While comically, the “what’s your job?” question seems to be even more relevant as our duties and responsibilities change every few weeks (or days). It seems that all student affairs professionals-new and seasonal- are asking ourselves what we actually do at our jobs. Moving from graduate assistant to full-time Student Affairs professional in an unfamiliar role, I find myself asking that question on a weekly, and sometimes daily basis.
I serve as a Financial Aid Advisor within the Office of Financial Aid and Scholarships at Texas A&M University-Commerce. My position was recently created as a part of a new retention model called the Success Teams where each college has a designated Academic Concierge(s), Academic Advisor(s), and Financial Aid Advisor. These three positions work together to help students navigate through their college journey at TAMU-Commerce. I serve on the College of Science and Engineering Success (CoSE) Team with two Academic Advisors and one Academic Concierge.
As a newly created position, my duties change and adapt to best fit into the Success Team model and carry out the mission of the Financial Aid Office. My main responsibility is to serve the students within my college in advising them on all things financial aid including grants, loans, and scholarships. If a student wants to drop or withdraw, I review their account and talk them through how it will affect their financial aid. With the FAFSA and our Scholarship Portal open, many of the questions I am fielding relate to the FAFSA application and how to apply for scholarships. Additionally, I work outreach events such as giving FAFSA presentations to prospective students, help with the FAFSA application, and talk with prospective students about financial aid. Any financial aid related questions from current and prospective CoSE students are sent my way.
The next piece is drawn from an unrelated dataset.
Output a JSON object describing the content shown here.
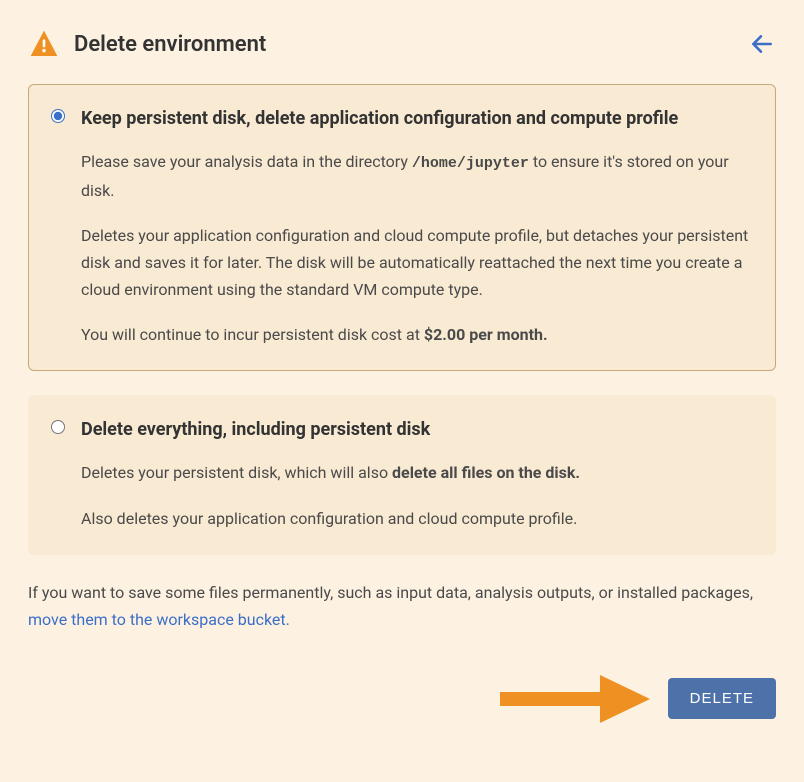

In my short time working in the Financial Aid Office, I have quickly learned how little I knew about the Financial Aid world. As a graduate student, I learned about student development theory, student populations, budget, and higher education organization, but not much time was spent on financial aid. And financial aid is a world of its own; acting as the money manager simply moving the money from the source (federal, state, or scholarship) to the student. Much of how Financial Aid offices process and disburse aid to students is determined by the rules and regulations of the U.S. Department of Education. While all offices at institutions have to abide by state and federal regulations, financial aid offices have far less leeway in what they can and cannot do in terms of awarding money to students. There are certain policies and procedures that must be met for funds to be awarded to students and for students to maintain their aid. And as we all know funds are limited and only go so far. Financial Aid has to work within the parameters of the state and federal governments to best serve the largest number of students.
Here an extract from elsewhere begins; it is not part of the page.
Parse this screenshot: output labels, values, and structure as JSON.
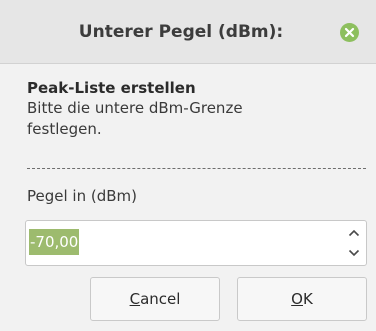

Financial Aid seems like this out-of-sight, out-of-mind office that we do not think about that much. However, financial aid affects many of our students either in terms of grants, loans, or scholarships and can be a major source of stress for students. Depending on the student and their situation, financial aid stressors can linger with them throughout the course of their semester. It can also affect their academic progress as dropping or withdrawing can have financial aid consequences that may determine if a student finishes their degree or not.
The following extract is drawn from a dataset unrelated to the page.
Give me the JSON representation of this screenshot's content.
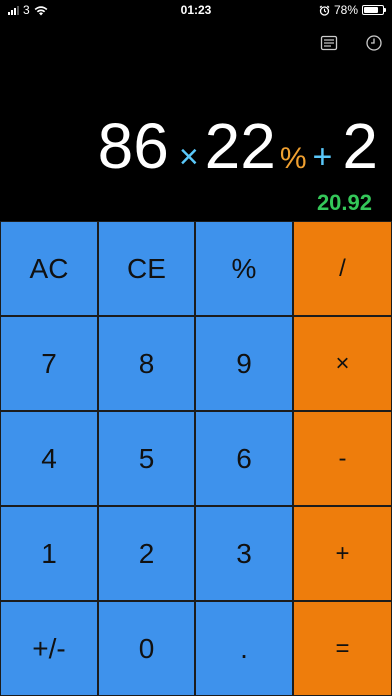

There are valuable lessons in beginning a student affairs career in the Financial Office. The technical aspects of learning operating systems such as Banner and EAB will transfer into other functional areas. However, the biggest lesson of financial aid is learning and understanding how financial aid works. So many students pay their way through college using financial aid, and yet so few of us really understand financial aid. By knowing the basics of financial aid, I hope to be a better advisor and mentor to students in my next role. Whether we are in housing, student activities, orientation, or mentoring roles, learning the basics of financial aid can better serve our students as they plan their academic journeys and navigate through our campuses.
Author: Alexandra (Alex) Harrel works as a Financial Aid Advisor at Texas A&M University-Commerce and is a member of NASPA. She loves reading, Disney, and Sonic Happy Hours. Alex can be found on Twitter at @harrelalexandra.